It took over a decade for Tom Kitt and Brian Yorkey's Broadway hit Next To Normal to come to London and, given the multiple Olivier nominations it reaped after its run at the Donmar Warehouse, it has now transferred to Wyndhams.

Winner of the Pulitzer Prize for Drama in 2010 and winner of 3 Tonys (from 10 nominations), it is rare that a show of this pedigree appears in Taiwan, Philippines, Singapore, Australia and China (China!) before finally coming across the pond, albeit the long way round. Part of that may be to do with the topic - bipolar Diana struggles to cope with the detrimental effects grimly cascading onto the family around her - or perhaps that is a rock musical, a genre which produces very polarising productions (for every bona fide smash like Bat Out Of Hell and Rocky Horror Show, audiences suffer through total dreck like We Will Rock You and Cages).

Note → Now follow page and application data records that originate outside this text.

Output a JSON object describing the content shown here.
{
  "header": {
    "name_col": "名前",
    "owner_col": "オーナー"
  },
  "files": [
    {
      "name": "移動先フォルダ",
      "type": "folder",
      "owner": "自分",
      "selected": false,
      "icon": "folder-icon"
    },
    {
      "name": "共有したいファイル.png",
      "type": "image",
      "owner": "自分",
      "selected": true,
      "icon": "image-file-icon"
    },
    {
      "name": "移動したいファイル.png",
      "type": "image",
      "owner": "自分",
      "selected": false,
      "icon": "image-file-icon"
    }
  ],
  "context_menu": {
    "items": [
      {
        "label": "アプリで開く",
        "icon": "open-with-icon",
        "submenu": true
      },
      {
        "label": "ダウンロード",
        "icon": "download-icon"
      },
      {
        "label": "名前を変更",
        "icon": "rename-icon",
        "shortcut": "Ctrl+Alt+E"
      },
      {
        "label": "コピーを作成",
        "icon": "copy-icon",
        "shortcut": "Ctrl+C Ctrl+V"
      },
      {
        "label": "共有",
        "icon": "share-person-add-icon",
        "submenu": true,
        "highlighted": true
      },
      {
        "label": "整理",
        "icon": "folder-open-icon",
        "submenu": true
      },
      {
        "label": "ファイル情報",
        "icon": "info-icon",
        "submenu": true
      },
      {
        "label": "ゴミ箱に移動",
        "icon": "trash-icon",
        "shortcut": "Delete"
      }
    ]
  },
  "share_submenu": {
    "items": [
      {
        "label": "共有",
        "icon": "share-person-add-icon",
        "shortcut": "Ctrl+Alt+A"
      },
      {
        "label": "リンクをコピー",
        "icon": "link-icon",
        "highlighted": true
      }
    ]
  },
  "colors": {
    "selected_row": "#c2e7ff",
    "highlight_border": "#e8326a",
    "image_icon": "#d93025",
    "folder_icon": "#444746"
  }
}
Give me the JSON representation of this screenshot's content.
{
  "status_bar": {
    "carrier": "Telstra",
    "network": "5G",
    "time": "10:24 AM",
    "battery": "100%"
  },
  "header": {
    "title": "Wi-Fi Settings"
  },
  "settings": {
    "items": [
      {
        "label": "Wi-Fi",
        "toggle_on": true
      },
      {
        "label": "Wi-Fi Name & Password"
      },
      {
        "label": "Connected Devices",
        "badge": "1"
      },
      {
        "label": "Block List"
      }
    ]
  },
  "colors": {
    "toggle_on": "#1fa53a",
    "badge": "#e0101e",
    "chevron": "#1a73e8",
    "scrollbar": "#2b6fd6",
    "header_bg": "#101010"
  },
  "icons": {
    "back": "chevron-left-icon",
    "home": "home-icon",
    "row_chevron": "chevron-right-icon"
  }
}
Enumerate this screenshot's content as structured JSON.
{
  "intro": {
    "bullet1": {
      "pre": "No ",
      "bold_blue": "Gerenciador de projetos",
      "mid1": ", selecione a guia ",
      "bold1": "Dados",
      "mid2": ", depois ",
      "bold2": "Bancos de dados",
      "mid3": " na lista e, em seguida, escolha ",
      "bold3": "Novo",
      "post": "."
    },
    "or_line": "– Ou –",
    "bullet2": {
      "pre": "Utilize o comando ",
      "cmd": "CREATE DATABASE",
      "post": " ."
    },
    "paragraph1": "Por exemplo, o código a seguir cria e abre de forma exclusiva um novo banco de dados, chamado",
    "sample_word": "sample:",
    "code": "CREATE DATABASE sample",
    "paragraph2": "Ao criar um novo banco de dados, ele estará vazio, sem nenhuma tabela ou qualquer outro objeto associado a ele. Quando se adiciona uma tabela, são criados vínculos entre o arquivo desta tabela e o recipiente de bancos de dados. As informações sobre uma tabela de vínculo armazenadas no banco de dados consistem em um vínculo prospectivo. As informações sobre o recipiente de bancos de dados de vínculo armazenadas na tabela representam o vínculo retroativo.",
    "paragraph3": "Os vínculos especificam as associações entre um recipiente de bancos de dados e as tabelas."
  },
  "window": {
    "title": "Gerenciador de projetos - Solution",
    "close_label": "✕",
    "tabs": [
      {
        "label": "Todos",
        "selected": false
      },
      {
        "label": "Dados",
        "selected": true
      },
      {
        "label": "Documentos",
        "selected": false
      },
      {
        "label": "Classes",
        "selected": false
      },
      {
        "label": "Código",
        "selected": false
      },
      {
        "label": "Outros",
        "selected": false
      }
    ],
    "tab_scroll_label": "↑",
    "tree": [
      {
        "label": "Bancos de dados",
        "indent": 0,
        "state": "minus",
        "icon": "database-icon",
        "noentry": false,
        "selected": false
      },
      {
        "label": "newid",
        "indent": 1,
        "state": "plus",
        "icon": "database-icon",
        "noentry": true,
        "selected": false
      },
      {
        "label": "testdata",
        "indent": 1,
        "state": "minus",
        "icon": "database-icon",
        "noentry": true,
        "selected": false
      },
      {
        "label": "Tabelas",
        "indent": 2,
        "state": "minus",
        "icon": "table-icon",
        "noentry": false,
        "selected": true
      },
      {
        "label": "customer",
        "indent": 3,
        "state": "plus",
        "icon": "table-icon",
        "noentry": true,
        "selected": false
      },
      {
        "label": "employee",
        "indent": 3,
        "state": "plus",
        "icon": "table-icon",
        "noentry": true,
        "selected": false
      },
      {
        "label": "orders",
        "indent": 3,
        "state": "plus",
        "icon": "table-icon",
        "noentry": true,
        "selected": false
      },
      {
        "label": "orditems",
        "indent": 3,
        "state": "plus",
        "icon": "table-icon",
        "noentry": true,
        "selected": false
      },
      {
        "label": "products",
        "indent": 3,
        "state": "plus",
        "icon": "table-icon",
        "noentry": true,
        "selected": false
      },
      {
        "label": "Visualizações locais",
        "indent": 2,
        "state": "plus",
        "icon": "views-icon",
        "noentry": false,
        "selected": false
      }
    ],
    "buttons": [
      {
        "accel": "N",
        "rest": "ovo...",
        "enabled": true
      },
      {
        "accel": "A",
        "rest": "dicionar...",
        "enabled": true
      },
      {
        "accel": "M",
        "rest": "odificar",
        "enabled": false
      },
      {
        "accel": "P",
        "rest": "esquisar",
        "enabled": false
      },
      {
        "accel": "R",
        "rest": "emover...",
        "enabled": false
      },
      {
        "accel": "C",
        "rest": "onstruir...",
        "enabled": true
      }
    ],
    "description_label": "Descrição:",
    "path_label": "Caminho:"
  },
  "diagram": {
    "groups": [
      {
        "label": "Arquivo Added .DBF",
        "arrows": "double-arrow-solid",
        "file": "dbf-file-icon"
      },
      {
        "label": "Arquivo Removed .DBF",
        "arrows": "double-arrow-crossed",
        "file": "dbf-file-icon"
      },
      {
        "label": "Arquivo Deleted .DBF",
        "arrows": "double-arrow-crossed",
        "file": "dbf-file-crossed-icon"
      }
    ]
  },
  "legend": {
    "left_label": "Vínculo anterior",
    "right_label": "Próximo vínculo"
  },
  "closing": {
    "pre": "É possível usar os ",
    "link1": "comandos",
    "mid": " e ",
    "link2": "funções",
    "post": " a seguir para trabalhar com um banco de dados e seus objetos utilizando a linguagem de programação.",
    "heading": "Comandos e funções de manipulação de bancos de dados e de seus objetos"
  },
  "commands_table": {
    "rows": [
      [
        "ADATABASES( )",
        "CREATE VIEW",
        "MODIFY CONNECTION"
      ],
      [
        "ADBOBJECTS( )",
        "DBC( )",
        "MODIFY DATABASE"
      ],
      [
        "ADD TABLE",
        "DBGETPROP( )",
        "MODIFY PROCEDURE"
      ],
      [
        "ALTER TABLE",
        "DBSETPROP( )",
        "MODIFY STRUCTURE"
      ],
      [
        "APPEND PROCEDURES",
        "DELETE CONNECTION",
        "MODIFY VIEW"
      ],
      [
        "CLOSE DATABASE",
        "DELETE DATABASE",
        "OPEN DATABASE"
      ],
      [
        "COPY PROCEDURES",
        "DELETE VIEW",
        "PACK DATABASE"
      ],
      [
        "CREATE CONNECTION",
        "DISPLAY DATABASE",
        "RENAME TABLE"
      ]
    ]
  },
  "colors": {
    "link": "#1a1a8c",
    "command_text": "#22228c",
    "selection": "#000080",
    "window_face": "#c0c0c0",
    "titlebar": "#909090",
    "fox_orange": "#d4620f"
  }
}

The current cast and director have transferred in their entirety from last year's stint at the Donmar. Canadian-American Cassie Levy leads a mostly British cast and is utterly convincing as the soccer mom who is devoted to her two kids Gabe (Jack Wolfe) and Natalie (Eleanor Worthington Cox) and her husband Dan (Jamie Parker) but is struggling with her mental health issues. Her frenetic manner sees her rush from having sex with Dan to making ham and cheese sandwiches on the floor of her kitchen. Medication and therapy improve matters but ultimately Dan and Diane are forced to turn to more drastic measures.

Parker won an Olivier for playing the grown-up boy wizard in Harry Potter and the Cursed Child and he is charismatic as the despairing husband, a portrayal dripping with buckets of pathos. Worthington Cox was one of the few to escape Ivo van Hove’s disastrous Opening Night earlier this year with any credit and, as she showed in Jez Butterworth’s Jerusalem and Britannia (for Sky), she is one of the brightest talents of this generation. She sensitively plays Natalie, growing into a relationship with Henry (Jack Ofrecio) which goes from touching displays of young love through to heart-rending episodes mirroring her mother’s fragile mental state.

The musical barely dips into the sentimental and is all the stronger for it. Yorkey’s book and lyrics do nothing to hide the dark consequences of Diana’s choices for herself, her loving spouse or her offspring. Michael Longhurst’s direction turns the focus onto the human side of the situation and takes us on a painful but ultimately cathartic journey. It is Kitt’s music, though, that binds the whole thing together. Delivered with Mick Jagger-like confidence by Wolfe, “I’m Alive” is an effervescent rocket of a song. “I Miss The Mountains” is the point where we all fall in love with Levy’s Diana and feel truly sorry for her plight.

Easy to love but hard to watch, Next To Normal deserves all the plaudits coming its way.

Next To Normal continues at Wyndham's Theatre until 21 September.

Image: Marc Brenner